Perhaps I am the only one who feels this way, but given the choice, and it most certainly is a choice, between investing funds in some form of a bank bailout or investing funds in programs to get the economy growing again, I always would invest in growth.
Regular readers know that this choice exists because there is an alternative to bailing out the banking system.
The alternative is to allow the banks to continue to provide loans and payment services even when they have negative book equity.
Everyone knows that the banks are currently holding more bad real estate debt than they have book equity. Despite this, there has been only a modest run on deposits in the banking system.
Why would acknowledging the real value of the bad real estate debt and showing negative book equity cause depositors to run from the banking system?
The reason that depositors have not staged a full scale run on the banking system is that they think the government will guarantee the safety of their deposits. This guarantee does not change if the banks have a negative book value.
In fact, the guarantee is enhanced by the Spanish government not bailing out the banks. Clearly, the Spanish government has more capacity to borrow if it doesn't have to borrow to recapitalize the banking system.
Not borrowing to bailout the banks also means the government can instead focus on pursuing economic policies that support growth.
As for the banks, they should be required to provide ultra transparency and disclose on an on-going basis their current asset, liability and off-balance sheet exposure details.

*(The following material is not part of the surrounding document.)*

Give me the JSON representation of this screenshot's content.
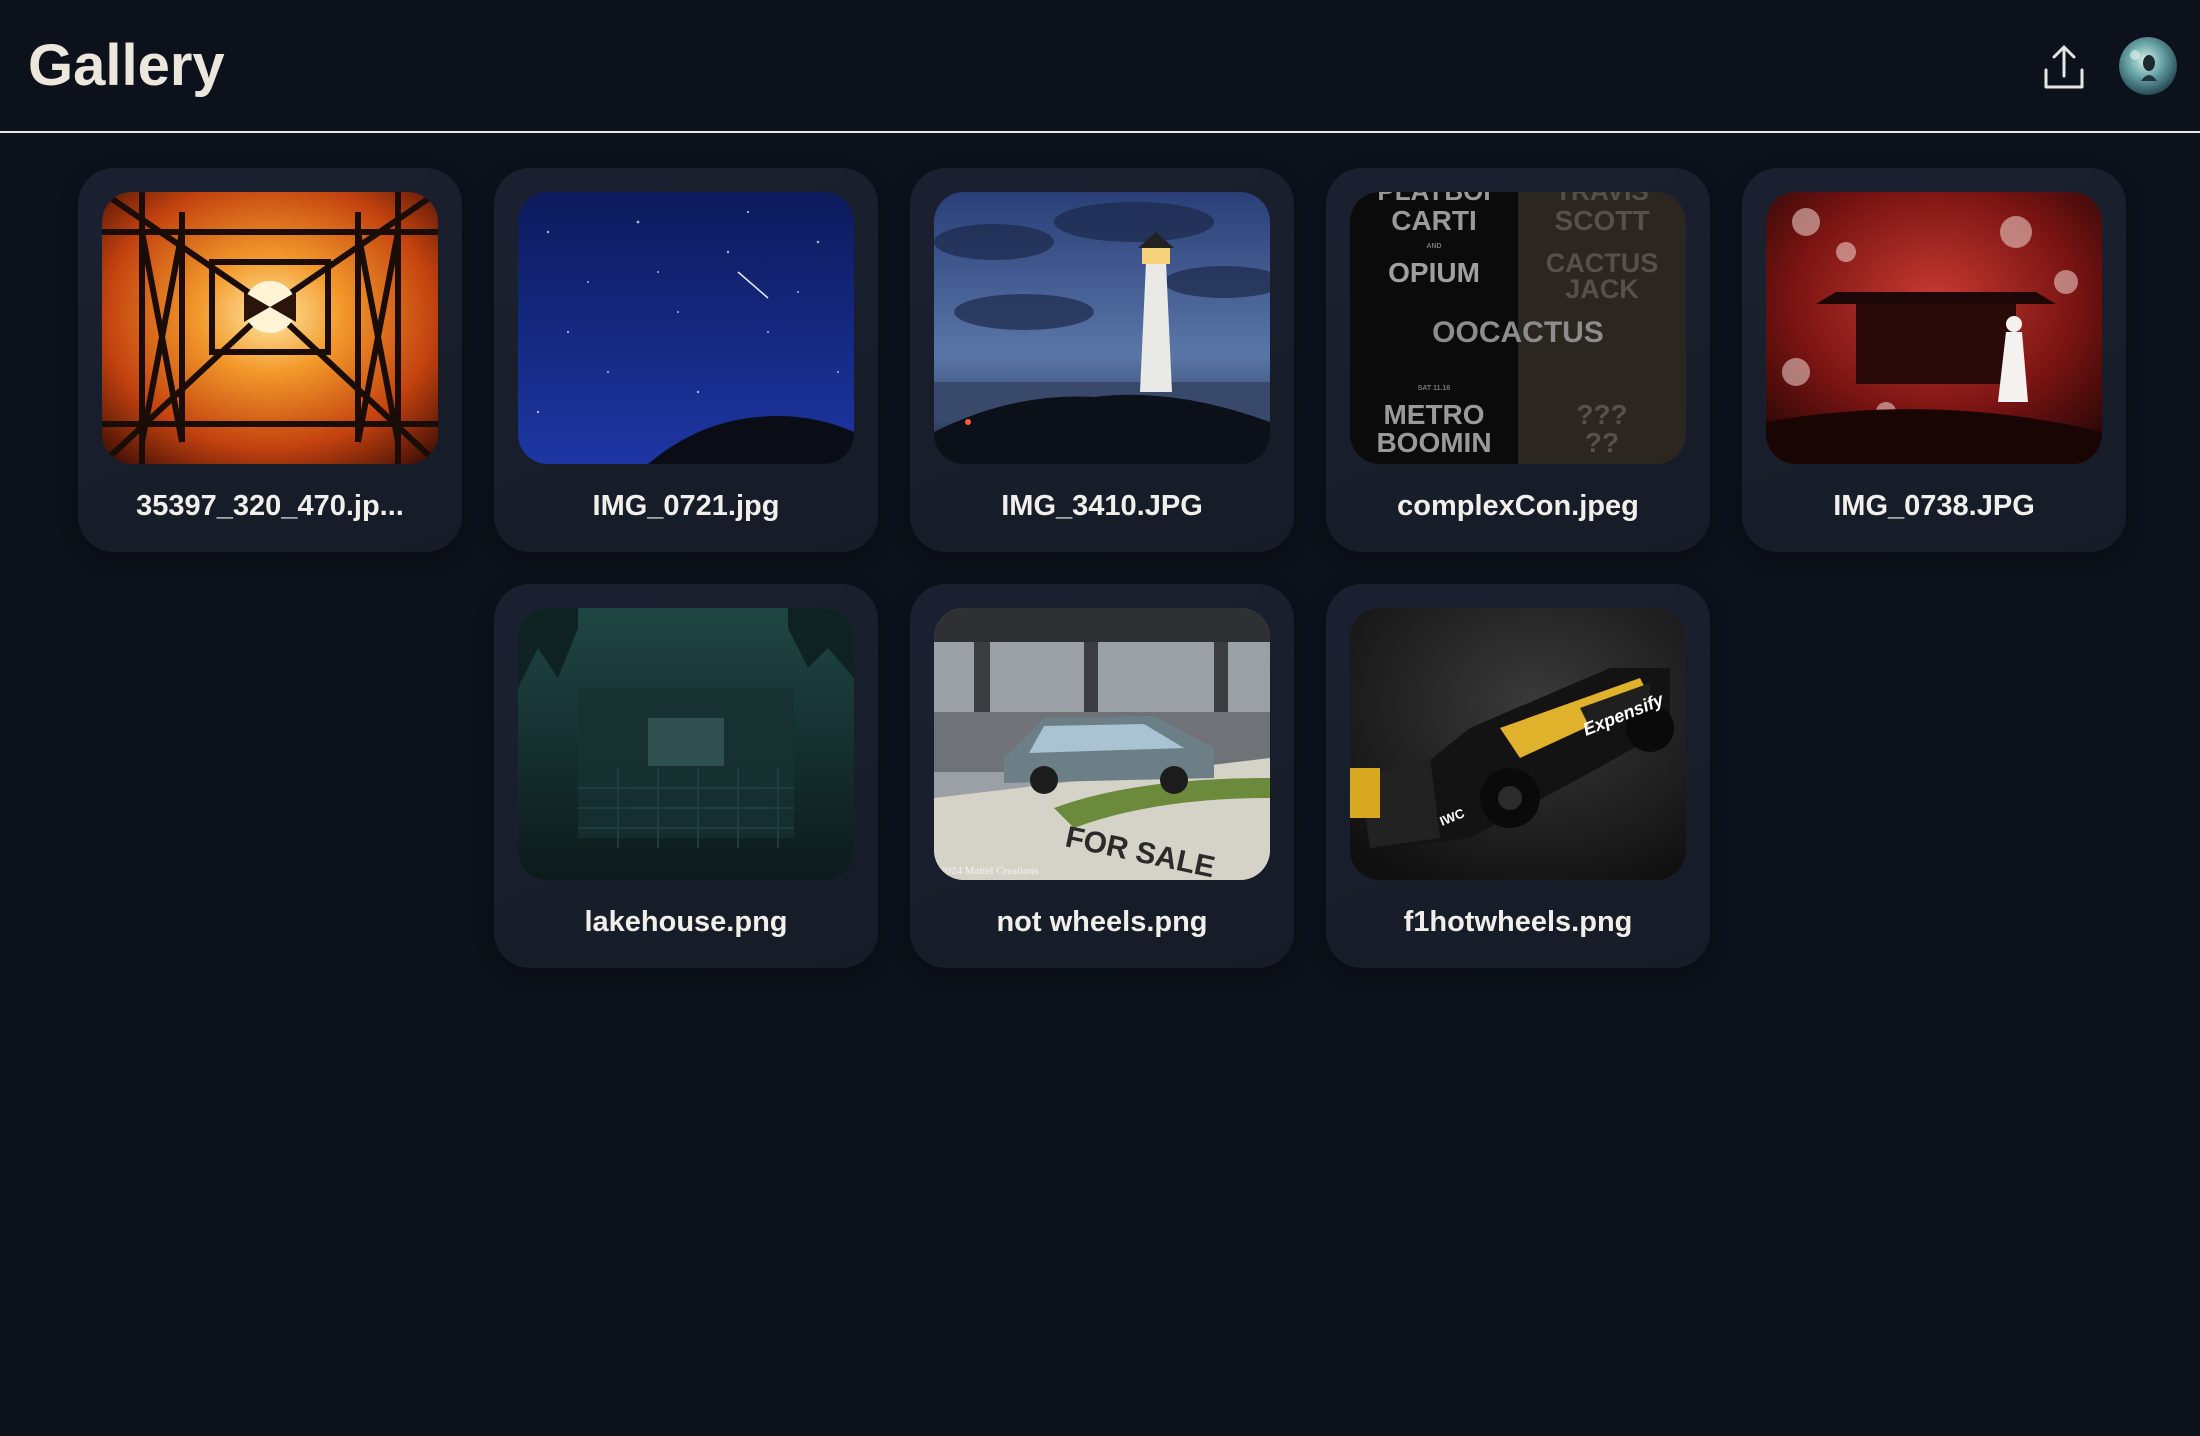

Market participants can use this data to assess the riskiness of the banks and exert market discipline less the banks try to gamble on redemption while they are rebuilding their book capital through retained earnings.
The Bank of Spain said available data suggest the euro area’s fourth-biggest economy contracted (SPNAGDPQ) in the final months of the year, a day before Prime Minister Mariano Rajoy is set to unveil his first budget measures.
The central bank said in its December monthly bulletin published today that tourism and exports showed signs of weakening from October while household spending and investment worsened, adding the data aren’t yet complete.
Spain’s fragile recovery in the first half was sustained by exterior demand as the most drastic austerity measures in three decades pushed unemployment to a 15-year high.
The Bank of Spain confirmed earlier forecasts that the economy is worsening as Rajoy, who holds his second Cabinet meeting tomorrow, has said he’ll announce his plans to carry the nation through until a 2012 budget is presented in the first quarter.
Rajoy’s People’s Party, which inherited a stalled economy from the Socialist government after winning in a landslide on Nov. 20, now faces the double challenge of tackling the euro area’s third-largest budget deficit (EUBDEURO) and Europe’s highest jobless rate (UMRTEMU).
“After the Spanish economy stalled in the third quarter, available data show that activity contracted in the last months in an environment of strong tensions in the financial markets” and weakening growth prospects in the euro area and the rest of the world, the central bank said.